Task to complete. Please work out how many lines in the entries contain "this", then give that number with nothing added.

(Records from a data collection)
● ● ●
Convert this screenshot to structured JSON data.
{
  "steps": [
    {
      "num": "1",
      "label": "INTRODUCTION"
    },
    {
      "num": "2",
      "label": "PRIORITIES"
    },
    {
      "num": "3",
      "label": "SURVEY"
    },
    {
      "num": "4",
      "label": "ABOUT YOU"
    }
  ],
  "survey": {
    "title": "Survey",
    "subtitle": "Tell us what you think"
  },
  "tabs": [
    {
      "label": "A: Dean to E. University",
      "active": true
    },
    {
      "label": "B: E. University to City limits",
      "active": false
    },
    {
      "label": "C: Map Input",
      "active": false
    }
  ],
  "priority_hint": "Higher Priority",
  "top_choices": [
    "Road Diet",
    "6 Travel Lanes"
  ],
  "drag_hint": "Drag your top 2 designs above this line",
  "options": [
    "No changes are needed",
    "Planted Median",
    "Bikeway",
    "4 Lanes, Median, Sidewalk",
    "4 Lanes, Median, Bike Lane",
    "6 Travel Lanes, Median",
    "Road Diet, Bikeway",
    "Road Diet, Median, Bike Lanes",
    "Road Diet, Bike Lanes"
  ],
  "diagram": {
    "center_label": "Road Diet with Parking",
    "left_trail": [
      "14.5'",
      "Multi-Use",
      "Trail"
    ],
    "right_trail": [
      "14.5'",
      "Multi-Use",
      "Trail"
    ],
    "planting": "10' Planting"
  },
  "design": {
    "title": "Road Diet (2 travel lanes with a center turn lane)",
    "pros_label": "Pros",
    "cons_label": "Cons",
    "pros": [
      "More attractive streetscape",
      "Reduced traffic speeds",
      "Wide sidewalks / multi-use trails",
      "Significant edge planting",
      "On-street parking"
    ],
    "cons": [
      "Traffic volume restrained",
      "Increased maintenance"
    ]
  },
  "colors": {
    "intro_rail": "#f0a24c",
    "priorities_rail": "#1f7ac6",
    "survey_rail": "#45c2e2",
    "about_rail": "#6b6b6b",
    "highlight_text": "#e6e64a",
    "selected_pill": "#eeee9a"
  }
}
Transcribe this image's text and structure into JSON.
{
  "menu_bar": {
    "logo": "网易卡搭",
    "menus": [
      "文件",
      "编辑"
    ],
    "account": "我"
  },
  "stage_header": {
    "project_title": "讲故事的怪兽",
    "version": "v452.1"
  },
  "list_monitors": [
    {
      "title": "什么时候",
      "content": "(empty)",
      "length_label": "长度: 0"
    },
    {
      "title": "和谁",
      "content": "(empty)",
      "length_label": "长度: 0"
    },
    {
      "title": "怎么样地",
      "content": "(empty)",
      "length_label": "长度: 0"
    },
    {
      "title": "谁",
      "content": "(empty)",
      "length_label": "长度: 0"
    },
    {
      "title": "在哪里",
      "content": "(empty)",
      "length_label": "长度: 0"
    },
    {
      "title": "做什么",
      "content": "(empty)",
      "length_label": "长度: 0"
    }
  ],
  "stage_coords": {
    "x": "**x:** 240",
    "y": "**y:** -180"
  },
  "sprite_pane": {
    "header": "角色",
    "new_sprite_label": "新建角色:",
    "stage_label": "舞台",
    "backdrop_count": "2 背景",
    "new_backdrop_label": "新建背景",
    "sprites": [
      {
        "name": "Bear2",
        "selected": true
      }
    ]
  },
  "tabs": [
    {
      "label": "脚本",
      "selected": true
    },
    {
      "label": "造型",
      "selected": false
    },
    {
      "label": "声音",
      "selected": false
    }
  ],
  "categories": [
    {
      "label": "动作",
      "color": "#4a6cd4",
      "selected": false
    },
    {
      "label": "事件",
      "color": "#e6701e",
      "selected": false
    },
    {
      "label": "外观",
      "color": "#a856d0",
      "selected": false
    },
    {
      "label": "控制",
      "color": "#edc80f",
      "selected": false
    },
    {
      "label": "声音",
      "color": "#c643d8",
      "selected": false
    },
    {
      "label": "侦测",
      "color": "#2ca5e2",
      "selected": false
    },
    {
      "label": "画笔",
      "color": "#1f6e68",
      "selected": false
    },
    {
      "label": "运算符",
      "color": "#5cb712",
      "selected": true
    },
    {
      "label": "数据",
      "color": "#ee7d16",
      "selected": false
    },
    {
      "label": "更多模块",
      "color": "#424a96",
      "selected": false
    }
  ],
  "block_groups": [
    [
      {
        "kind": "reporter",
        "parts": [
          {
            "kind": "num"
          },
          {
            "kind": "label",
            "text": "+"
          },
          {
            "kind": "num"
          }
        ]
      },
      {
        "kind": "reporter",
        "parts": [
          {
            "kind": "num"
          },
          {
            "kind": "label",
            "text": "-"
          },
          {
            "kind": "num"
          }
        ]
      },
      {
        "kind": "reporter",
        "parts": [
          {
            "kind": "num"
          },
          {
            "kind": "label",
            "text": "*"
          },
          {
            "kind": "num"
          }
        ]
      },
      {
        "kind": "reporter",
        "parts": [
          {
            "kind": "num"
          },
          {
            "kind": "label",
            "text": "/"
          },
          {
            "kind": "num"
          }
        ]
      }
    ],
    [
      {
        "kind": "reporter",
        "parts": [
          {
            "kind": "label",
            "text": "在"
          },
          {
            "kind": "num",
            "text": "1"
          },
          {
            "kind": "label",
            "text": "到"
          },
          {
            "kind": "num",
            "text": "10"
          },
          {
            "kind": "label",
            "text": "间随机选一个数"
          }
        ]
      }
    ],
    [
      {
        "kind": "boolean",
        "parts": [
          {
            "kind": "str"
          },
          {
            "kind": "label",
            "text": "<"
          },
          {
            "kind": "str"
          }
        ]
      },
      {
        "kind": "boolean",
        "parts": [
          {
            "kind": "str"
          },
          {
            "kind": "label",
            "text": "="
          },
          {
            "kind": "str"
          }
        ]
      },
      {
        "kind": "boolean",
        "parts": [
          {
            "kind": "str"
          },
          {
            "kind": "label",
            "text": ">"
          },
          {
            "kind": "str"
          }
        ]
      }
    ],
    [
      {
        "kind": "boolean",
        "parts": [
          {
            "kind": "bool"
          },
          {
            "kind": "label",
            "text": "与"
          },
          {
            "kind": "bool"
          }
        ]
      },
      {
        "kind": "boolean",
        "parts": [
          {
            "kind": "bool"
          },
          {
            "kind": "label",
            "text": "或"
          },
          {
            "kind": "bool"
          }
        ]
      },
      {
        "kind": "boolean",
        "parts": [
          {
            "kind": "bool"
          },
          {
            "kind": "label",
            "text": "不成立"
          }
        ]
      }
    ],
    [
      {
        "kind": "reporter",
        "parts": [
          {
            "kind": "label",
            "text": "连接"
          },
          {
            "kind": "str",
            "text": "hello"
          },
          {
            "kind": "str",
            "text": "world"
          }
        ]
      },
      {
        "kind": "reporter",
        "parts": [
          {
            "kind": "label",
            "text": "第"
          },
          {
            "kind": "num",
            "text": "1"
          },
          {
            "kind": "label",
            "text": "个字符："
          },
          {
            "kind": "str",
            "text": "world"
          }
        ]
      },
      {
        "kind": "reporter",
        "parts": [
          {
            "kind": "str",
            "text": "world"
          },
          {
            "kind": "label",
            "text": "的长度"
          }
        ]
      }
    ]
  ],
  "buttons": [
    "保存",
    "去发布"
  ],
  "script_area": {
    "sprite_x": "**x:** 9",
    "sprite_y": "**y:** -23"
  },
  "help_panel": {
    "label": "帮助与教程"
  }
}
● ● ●
Result. 3